You can learn a lot about how food works by learning about foods from different cuisines and learning about different preparation methods. It’s why there are several ‘regular’ cookbooks on this list as well. It is by no means complete, but a list of personal preferences for sure!
The Cardamom Trail & Chai, Chaat, Chutney – by Chetna Makan
These two books are definitely mostly cookbooks. But, they’re great cookbooks. We’ve made a ton of recipes. They’re well written and most of them do contain a little background story on where they came from. It’s a great way to learn something more about the different types of street food from India. Or, to become creative in mixing British bakes with Indian-inspired flavors.
If we’d tally up all the scores, this would be the book of which we’ve made the most recipes, by far. The book is very recipe-focused, but the recipes are so original. Yes, the book contains some classics, but most of them are spins on existing recipes, using moderately advanced techniques.
Looking for a dessert or sweet bake? Then this is the book to get!
We haven’t used this one as much as Sweet, but it’s still an original book, helping you to look at vegetables in a different way than you might have before.
The recipes aren’t super easy, but they work well and are all very original yet again.
This is one of those books that’s taught us a lot about a cuisine we weren’t yet that familiar with. It contains a ton of recipes, with explanations on where they come from and when they’d be made.
Gran Cocina Latina – by Maricel E. Presilla
This book falls into the same category for us as the book above. It opened up the world of Latin American cooking. It’s like an encyclopedia on cooking from that area. And, what we particularly enjoy, it doesn’t just contain recipes, it contains a lot of additional context. For instance, how there might be slight nuances between different version, based on where you’re from.
Learning more about a specific type of cuisine will almost always teach you new techniques and concepts, that enrich your understanding of food in general. It also makes you a better scientist, since it’s so crucial to also look outside of just what it is that you’re familiar with!
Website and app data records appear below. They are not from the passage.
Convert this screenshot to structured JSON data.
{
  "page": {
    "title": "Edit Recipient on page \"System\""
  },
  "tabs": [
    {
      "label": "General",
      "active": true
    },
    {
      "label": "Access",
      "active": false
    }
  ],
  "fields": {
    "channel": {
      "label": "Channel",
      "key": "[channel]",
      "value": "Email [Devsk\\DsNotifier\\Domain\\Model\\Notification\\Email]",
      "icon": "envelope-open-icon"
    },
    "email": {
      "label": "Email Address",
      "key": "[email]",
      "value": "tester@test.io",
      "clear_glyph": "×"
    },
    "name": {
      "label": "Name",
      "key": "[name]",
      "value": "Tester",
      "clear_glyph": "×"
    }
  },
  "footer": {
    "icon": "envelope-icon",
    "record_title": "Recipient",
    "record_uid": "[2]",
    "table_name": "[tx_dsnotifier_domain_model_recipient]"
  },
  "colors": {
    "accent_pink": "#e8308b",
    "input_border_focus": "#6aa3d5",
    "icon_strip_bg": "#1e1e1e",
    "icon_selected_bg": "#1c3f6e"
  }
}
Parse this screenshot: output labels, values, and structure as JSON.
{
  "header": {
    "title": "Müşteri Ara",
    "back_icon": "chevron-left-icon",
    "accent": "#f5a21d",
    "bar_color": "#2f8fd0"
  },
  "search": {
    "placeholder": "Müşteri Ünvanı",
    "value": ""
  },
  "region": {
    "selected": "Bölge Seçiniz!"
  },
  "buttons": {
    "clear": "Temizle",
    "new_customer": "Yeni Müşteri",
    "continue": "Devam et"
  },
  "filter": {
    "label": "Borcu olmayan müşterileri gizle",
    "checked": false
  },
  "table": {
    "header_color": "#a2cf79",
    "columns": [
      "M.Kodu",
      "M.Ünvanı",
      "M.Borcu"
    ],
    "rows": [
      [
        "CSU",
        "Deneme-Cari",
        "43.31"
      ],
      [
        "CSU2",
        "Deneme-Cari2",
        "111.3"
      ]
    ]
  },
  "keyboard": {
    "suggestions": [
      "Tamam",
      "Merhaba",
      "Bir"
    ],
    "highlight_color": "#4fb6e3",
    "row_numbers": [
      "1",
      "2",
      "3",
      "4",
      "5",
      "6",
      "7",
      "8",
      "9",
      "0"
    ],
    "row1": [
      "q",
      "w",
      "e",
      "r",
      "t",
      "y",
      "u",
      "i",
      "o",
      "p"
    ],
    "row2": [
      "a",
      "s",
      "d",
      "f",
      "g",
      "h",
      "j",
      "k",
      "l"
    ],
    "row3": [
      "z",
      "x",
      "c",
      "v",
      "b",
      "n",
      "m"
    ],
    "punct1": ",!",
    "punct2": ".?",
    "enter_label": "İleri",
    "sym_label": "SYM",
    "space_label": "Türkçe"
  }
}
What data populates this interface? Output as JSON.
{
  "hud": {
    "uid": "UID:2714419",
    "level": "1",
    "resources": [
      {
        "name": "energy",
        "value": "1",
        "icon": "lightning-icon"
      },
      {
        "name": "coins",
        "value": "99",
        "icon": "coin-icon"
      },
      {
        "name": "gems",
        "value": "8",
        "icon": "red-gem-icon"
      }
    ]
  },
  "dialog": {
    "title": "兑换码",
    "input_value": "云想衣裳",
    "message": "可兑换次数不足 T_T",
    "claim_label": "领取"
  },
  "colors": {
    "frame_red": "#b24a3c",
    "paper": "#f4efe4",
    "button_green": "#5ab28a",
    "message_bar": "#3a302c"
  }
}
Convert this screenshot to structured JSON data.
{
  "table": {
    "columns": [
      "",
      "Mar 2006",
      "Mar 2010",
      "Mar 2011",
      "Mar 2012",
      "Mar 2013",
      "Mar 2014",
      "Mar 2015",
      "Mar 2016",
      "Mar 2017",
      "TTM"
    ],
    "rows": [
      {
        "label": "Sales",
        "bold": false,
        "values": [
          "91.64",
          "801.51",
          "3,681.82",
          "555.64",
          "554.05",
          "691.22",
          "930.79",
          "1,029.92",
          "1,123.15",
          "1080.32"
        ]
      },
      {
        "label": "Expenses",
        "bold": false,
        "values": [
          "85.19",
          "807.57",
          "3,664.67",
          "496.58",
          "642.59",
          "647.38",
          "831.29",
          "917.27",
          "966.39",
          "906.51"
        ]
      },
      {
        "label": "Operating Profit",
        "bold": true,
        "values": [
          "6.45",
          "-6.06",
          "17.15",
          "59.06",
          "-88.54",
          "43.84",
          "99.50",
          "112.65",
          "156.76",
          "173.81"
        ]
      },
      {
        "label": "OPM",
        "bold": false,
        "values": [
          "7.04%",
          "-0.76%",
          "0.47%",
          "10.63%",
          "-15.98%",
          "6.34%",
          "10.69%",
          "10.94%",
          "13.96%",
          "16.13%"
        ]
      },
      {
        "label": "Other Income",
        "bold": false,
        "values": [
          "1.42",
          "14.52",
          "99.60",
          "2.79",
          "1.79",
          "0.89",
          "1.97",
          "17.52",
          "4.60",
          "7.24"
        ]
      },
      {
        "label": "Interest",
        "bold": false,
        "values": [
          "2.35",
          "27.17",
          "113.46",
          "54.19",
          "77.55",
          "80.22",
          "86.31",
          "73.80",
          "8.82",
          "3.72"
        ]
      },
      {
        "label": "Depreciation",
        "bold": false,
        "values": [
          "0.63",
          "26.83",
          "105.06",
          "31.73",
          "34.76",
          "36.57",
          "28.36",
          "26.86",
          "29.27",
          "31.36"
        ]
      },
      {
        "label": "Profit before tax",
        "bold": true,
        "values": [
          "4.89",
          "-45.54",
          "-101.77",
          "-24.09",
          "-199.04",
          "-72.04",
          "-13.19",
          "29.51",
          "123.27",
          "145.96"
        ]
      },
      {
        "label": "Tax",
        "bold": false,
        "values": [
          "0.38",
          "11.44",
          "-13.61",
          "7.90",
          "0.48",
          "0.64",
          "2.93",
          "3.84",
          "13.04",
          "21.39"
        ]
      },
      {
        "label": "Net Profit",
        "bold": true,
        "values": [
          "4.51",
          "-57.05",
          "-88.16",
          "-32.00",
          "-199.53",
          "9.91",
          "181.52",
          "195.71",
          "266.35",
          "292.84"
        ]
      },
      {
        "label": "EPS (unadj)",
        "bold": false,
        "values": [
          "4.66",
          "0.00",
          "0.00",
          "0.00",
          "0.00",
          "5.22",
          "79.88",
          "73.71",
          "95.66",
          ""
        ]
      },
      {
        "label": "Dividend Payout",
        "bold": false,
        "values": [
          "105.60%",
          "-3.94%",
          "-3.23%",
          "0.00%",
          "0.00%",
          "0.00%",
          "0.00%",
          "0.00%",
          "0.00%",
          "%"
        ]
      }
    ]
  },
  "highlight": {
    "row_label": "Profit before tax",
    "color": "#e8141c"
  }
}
Season – by Nik Sharma
Yet another book by Nik Sharma. Even though this book also includes some background and science, it’s definitely more of a cookbook than let’s say Flavor Equation. What’s so great about this book is that it freely combines concepts and flavors from different cuisines into new dishes.
It helps you look at food in a fun, different way!
Looking for non-book related tips? Maybe browse our gift guide with a few great tools for experimenters.